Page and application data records
######

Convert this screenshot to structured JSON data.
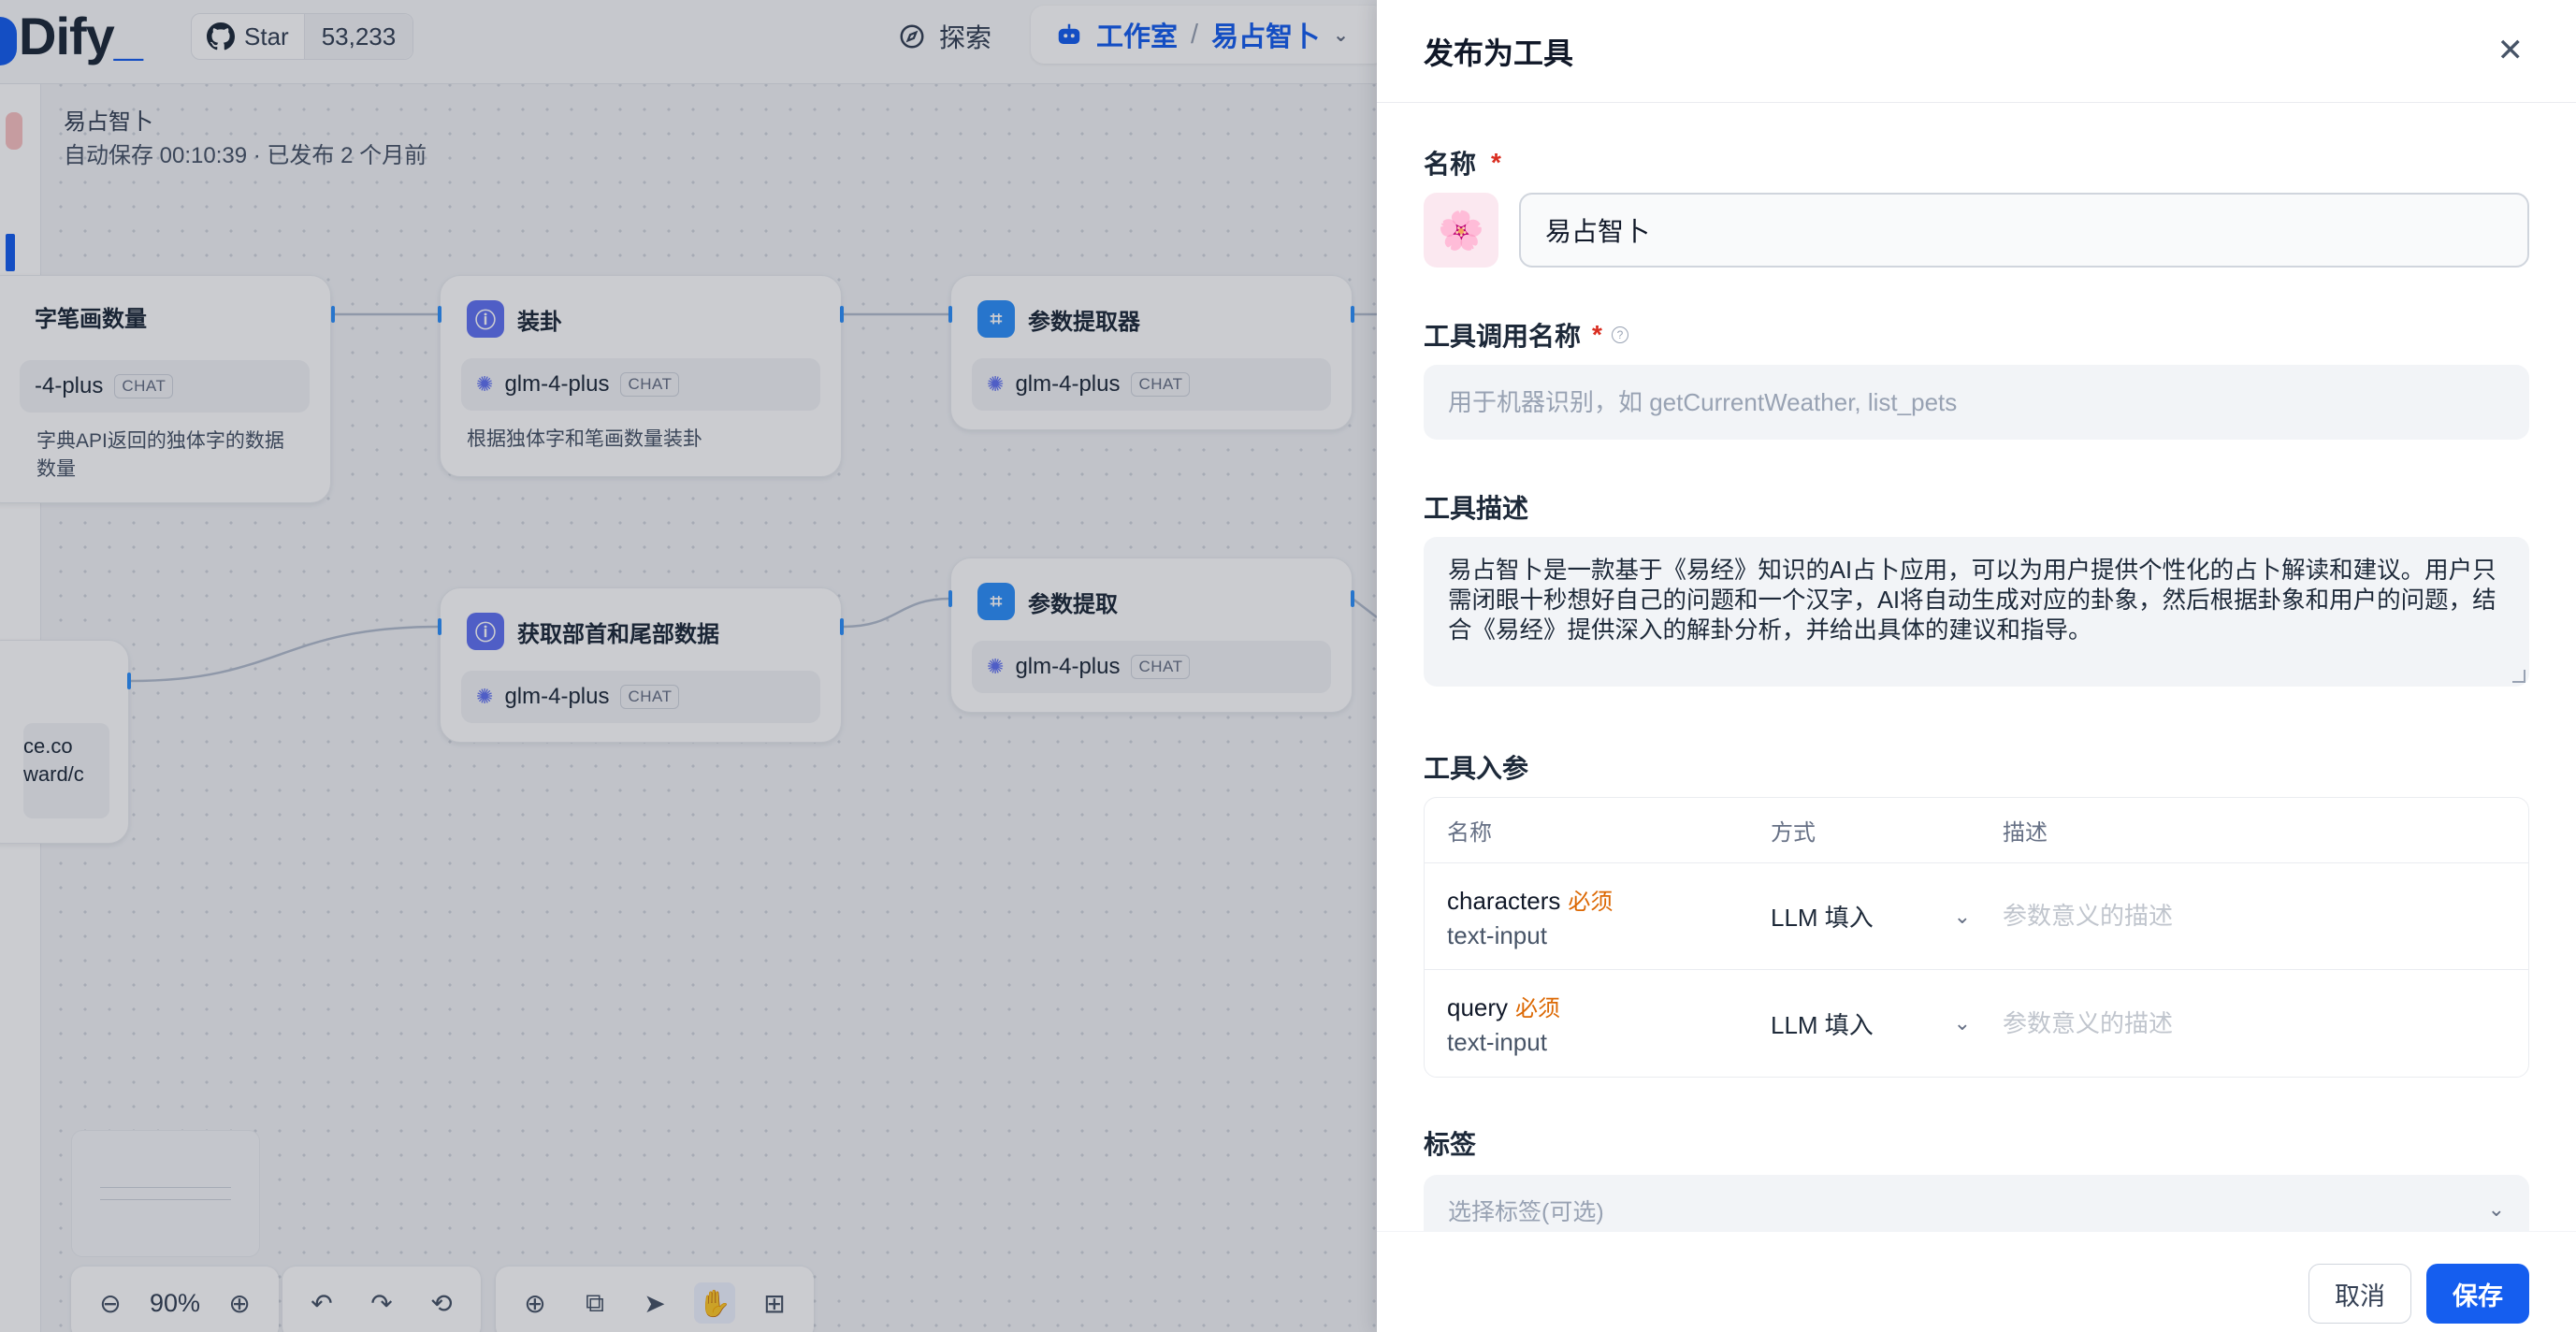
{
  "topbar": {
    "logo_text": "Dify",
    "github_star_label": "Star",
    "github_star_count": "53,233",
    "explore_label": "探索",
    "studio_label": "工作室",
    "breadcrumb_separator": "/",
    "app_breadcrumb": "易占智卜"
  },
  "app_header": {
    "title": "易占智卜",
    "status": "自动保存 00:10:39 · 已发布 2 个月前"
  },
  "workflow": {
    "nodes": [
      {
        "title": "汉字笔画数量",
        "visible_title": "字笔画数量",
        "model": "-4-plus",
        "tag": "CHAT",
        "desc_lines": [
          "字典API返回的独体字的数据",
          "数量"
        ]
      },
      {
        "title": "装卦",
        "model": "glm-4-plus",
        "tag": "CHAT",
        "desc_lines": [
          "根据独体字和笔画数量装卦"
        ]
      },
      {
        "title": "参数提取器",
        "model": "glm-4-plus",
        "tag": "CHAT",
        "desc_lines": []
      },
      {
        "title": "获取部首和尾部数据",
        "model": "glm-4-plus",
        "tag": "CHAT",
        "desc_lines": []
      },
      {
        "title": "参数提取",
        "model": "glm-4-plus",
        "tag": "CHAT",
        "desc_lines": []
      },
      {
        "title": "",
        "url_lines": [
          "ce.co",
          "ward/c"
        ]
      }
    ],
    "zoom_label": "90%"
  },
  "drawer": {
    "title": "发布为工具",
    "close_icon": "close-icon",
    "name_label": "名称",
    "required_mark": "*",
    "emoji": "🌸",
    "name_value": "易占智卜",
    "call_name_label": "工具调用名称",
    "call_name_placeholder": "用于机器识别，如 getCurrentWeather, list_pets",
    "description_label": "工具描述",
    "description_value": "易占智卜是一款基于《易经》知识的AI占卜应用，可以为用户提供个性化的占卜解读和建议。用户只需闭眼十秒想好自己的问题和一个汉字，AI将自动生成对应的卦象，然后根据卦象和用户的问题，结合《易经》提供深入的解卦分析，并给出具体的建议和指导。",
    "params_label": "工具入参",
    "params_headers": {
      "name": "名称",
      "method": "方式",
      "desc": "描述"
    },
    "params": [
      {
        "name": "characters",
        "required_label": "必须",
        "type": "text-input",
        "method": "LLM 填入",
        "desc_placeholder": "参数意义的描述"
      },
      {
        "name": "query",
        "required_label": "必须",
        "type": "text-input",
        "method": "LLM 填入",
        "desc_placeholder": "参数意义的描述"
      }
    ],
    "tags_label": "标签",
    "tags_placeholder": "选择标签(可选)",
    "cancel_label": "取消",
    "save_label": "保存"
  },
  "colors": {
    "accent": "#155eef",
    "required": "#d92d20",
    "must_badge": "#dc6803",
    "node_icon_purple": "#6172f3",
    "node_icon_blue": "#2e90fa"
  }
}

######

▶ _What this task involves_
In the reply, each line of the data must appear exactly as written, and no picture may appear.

▶ _Written response_
Convert this screenshot to structured JSON data.
{
  "topbar": {
    "logo_text": "Dify",
    "github_star_label": "Star",
    "github_star_count": "53,233",
    "explore_label": "探索",
    "studio_label": "工作室",
    "breadcrumb_separator": "/",
    "app_breadcrumb": "易占智卜"
  },
  "app_header": {
    "title": "易占智卜",
    "status": "自动保存 00:10:39 · 已发布 2 个月前"
  },
  "workflow": {
    "nodes": [
      {
        "title": "汉字笔画数量",
        "visible_title": "字笔画数量",
        "model": "-4-plus",
        "tag": "CHAT",
        "desc_lines": [
          "字典API返回的独体字的数据",
          "数量"
        ]
      },
      {
        "title": "装卦",
        "model": "glm-4-plus",
        "tag": "CHAT",
        "desc_lines": [
          "根据独体字和笔画数量装卦"
        ]
      },
      {
        "title": "参数提取器",
        "model": "glm-4-plus",
        "tag": "CHAT",
        "desc_lines": []
      },
      {
        "title": "获取部首和尾部数据",
        "model": "glm-4-plus",
        "tag": "CHAT",
        "desc_lines": []
      },
      {
        "title": "参数提取",
        "model": "glm-4-plus",
        "tag": "CHAT",
        "desc_lines": []
      },
      {
        "title": "",
        "url_lines": [
          "ce.co",
          "ward/c"
        ]
      }
    ],
    "zoom_label": "90%"
  },
  "drawer": {
    "title": "发布为工具",
    "close_icon": "close-icon",
    "name_label": "名称",
    "required_mark": "*",
    "emoji": "🌸",
    "name_value": "易占智卜",
    "call_name_label": "工具调用名称",
    "call_name_placeholder": "用于机器识别，如 getCurrentWeather, list_pets",
    "description_label": "工具描述",
    "description_value": "易占智卜是一款基于《易经》知识的AI占卜应用，可以为用户提供个性化的占卜解读和建议。用户只需闭眼十秒想好自己的问题和一个汉字，AI将自动生成对应的卦象，然后根据卦象和用户的问题，结合《易经》提供深入的解卦分析，并给出具体的建议和指导。",
    "params_label": "工具入参",
    "params_headers": {
      "name": "名称",
      "method": "方式",
      "desc": "描述"
    },
    "params": [
      {
        "name": "characters",
        "required_label": "必须",
        "type": "text-input",
        "method": "LLM 填入",
        "desc_placeholder": "参数意义的描述"
      },
      {
        "name": "query",
        "required_label": "必须",
        "type": "text-input",
        "method": "LLM 填入",
        "desc_placeholder": "参数意义的描述"
      }
    ],
    "tags_label": "标签",
    "tags_placeholder": "选择标签(可选)",
    "cancel_label": "取消",
    "save_label": "保存"
  },
  "colors": {
    "accent": "#155eef",
    "required": "#d92d20",
    "must_badge": "#dc6803",
    "node_icon_purple": "#6172f3",
    "node_icon_blue": "#2e90fa"
  }
}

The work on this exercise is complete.